In 2011, the popular and trade press reported a dispute between costume designer Amy Westcott and creators of fashion label Rodarte, Kate and Laura Mulleavy, following the decision that the fashion designers were only to receive a back-end credit for their work on psychological thriller Black Swan (Aronofsky, 2010). This article traces the coverage of the Black Swan controversy in order to demonstrate that press discourses surrounding the costume designer perform a series of cultural functions, often having a somewhat detrimental effect on the cultural legitimacy of costume design. Drawing on recent work in the field of feminist production studies, I seek to contribute to the body of work which examines theories of professional identity. Consequently, I argue that the coverage of Westcott's response to initial reports was framed in such a way as to re-establish these traditional value systems upon which economic structures for production are based.
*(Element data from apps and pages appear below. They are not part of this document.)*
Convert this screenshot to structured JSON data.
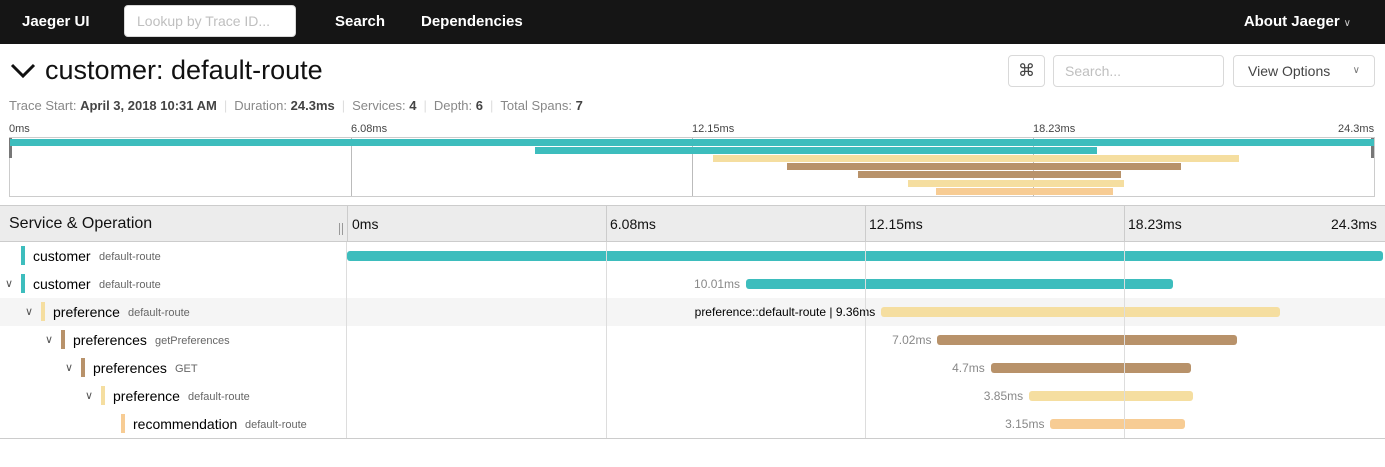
{
  "nav": {
    "brand": "Jaeger UI",
    "lookup_placeholder": "Lookup by Trace ID...",
    "search": "Search",
    "dependencies": "Dependencies",
    "about": "About Jaeger"
  },
  "header": {
    "title": "customer: default-route",
    "kbd_icon": "⌘",
    "search_placeholder": "Search...",
    "view_options": "View Options"
  },
  "meta": {
    "trace_start_label": "Trace Start:",
    "trace_start": "April 3, 2018 10:31 AM",
    "duration_label": "Duration:",
    "duration": "24.3ms",
    "services_label": "Services:",
    "services": "4",
    "depth_label": "Depth:",
    "depth": "6",
    "total_spans_label": "Total Spans:",
    "total_spans": "7"
  },
  "ticks": [
    "0ms",
    "6.08ms",
    "12.15ms",
    "18.23ms",
    "24.3ms"
  ],
  "timeline": {
    "column_title": "Service & Operation"
  },
  "colors": {
    "customer": "#3dbdbd",
    "preference": "#f5dea0",
    "preferences": "#b8926a",
    "recommendation": "#f7cc94"
  },
  "spans": [
    {
      "service": "customer",
      "operation": "default-route",
      "depth": 0,
      "toggle": "",
      "start_ms": 0.0,
      "duration_ms": 24.3,
      "label": ""
    },
    {
      "service": "customer",
      "operation": "default-route",
      "depth": 0,
      "toggle": "⌄",
      "start_ms": 9.36,
      "duration_ms": 10.01,
      "label": "10.01ms"
    },
    {
      "service": "preference",
      "operation": "default-route",
      "depth": 1,
      "toggle": "⌄",
      "start_ms": 12.53,
      "duration_ms": 9.36,
      "label": "preference::default-route | 9.36ms"
    },
    {
      "service": "preferences",
      "operation": "getPreferences",
      "depth": 2,
      "toggle": "⌄",
      "start_ms": 13.85,
      "duration_ms": 7.02,
      "label": "7.02ms"
    },
    {
      "service": "preferences",
      "operation": "GET",
      "depth": 3,
      "toggle": "⌄",
      "start_ms": 15.1,
      "duration_ms": 4.7,
      "label": "4.7ms"
    },
    {
      "service": "preference",
      "operation": "default-route",
      "depth": 4,
      "toggle": "⌄",
      "start_ms": 16.0,
      "duration_ms": 3.85,
      "label": "3.85ms"
    },
    {
      "service": "recommendation",
      "operation": "default-route",
      "depth": 5,
      "toggle": "",
      "start_ms": 16.5,
      "duration_ms": 3.15,
      "label": "3.15ms"
    }
  ]
}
As such, I demonstrate that the press discourses surrounding the Black Swan controversy perpetuate certain problematic assumptions in respect to gender, labour and authorship.
|Number of pages||18|
|Journal||Film, Fashion and Consumption|
|Publication status||Published - 9 Feb 2012|